Merkel tops Rice as most powerful woman: Forbes
BERLIN (Reuters) – German Chancellor Angela Merkel has
unseated U.S. Secretary of State Condoleezza Rice as the
world’s most powerful woman, according to a new ranking by
“Despite her short time in office, Merkel has been dazzling
world leaders, including Tony Blair and George W. Bush,” Forbes
said on its website.
“But Merkel has a tough fight ahead of her. Her approval
ratings have declined … making it more difficult for Merkel
to win big with key legislative initiatives, including health
care reform and corporate tax restructuring,” the statement
Merkel won a razor-thin victory over Gerhard Schroeder in
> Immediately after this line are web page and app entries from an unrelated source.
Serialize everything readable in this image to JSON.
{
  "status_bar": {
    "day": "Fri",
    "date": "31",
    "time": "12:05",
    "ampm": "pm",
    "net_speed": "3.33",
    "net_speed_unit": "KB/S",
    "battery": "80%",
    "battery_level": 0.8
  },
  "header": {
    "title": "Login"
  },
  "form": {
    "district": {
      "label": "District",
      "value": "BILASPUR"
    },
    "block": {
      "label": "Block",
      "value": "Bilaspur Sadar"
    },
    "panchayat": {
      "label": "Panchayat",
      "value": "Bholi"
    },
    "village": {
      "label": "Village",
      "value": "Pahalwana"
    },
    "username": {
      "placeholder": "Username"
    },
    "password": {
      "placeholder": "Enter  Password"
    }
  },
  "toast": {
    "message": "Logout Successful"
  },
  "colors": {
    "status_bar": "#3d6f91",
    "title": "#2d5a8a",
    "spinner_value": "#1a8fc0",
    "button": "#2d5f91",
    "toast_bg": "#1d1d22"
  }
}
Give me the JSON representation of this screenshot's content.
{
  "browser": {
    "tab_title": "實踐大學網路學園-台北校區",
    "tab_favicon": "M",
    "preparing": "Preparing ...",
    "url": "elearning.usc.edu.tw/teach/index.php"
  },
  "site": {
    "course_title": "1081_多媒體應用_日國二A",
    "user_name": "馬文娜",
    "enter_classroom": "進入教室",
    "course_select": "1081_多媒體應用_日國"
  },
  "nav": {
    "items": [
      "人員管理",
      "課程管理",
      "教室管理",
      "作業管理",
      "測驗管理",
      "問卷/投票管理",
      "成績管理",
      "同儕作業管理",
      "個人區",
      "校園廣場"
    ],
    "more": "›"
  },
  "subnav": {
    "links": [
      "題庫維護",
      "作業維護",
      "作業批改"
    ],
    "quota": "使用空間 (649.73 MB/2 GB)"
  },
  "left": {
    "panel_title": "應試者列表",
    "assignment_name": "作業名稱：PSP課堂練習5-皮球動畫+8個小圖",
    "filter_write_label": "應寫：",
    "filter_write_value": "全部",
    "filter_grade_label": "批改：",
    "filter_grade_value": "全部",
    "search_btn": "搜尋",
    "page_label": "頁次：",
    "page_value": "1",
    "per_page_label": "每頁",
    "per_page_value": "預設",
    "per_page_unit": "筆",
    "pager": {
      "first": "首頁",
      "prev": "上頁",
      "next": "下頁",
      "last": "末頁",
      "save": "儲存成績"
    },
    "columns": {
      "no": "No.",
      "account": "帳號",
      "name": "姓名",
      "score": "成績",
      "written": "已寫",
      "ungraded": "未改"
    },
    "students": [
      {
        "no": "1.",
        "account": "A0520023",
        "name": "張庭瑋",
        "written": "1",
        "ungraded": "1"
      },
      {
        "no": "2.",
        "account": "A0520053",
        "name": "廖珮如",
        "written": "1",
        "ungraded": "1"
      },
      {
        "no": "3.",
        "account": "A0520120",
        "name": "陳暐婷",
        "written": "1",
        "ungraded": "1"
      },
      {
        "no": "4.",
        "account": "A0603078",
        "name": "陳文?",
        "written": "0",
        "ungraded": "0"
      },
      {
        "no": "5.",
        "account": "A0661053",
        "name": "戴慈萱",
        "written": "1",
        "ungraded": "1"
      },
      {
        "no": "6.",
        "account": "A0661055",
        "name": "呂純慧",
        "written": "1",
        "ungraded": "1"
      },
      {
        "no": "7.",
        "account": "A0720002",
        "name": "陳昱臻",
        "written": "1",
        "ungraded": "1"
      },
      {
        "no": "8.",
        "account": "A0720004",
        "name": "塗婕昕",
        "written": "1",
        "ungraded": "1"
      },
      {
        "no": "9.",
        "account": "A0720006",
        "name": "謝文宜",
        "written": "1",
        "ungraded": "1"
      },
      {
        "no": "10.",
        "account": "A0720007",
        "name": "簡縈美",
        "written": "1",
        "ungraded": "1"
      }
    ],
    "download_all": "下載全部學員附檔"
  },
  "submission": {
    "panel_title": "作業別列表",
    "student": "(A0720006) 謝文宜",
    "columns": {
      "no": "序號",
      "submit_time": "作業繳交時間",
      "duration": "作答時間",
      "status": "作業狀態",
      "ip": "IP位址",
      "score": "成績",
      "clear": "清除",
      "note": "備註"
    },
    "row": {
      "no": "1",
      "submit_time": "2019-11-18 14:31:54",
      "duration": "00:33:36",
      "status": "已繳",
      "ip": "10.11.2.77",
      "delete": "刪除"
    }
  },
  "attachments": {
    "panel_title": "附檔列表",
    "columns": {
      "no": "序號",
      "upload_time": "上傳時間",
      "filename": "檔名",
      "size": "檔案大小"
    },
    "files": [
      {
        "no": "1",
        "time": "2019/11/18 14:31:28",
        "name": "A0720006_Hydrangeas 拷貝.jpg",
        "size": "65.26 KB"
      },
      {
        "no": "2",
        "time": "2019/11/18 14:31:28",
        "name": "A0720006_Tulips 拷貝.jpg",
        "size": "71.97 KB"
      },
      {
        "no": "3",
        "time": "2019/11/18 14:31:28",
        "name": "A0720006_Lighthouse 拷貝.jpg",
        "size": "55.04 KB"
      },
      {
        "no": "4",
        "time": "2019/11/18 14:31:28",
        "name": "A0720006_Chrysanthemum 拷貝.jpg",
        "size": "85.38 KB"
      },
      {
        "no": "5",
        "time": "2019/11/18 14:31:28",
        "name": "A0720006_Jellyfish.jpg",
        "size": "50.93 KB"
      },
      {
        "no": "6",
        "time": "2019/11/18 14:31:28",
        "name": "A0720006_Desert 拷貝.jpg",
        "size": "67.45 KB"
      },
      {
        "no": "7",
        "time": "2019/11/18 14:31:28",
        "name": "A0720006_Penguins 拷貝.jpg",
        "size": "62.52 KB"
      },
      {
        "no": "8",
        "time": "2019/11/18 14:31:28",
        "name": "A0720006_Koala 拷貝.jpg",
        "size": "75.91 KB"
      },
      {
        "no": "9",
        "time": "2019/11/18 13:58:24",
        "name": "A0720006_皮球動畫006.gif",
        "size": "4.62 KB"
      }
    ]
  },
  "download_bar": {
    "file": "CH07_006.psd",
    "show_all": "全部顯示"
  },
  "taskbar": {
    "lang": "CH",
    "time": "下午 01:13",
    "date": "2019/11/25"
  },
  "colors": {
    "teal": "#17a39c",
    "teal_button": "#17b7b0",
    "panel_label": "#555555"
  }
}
September 2005 snap elections. She became Germany’s first
female chancellor in November and presides over a “grand
coalition” of her conservatives and the centre-left Social
Merkel quickly emerged as the country’s most popular
politician but recent polls show her foreign minister,
Frank-Walter Steinmeier, has displaced her as the country’s
most respected official.
Forbes said Merkel had improved ties with the United
States, which became tense after Schroeder opposed the 2003
U.S.-led invasion of Iraq, and that she was the only woman at
the table during this year’s summit of leaders from the Group
of Eight (G8) industrialized nations in St. Petersburg, Russia.
Rice holds the number 2 spot, followed by China’s Vice
Premier Wu Yi, PepsiCo Chief Executive Indra Nooyi and Xerox
Corp CEO Anne Mulcahy.
Others on the list are Sonia Gandhi (13), president of
India’s National Congress Party, U.S. talk-show host Oprah
Winfrey (14), U.S. Senator Hillary Clinton (18), British
Foreign Secretary Margaret Beckett (29) and First Lady Laura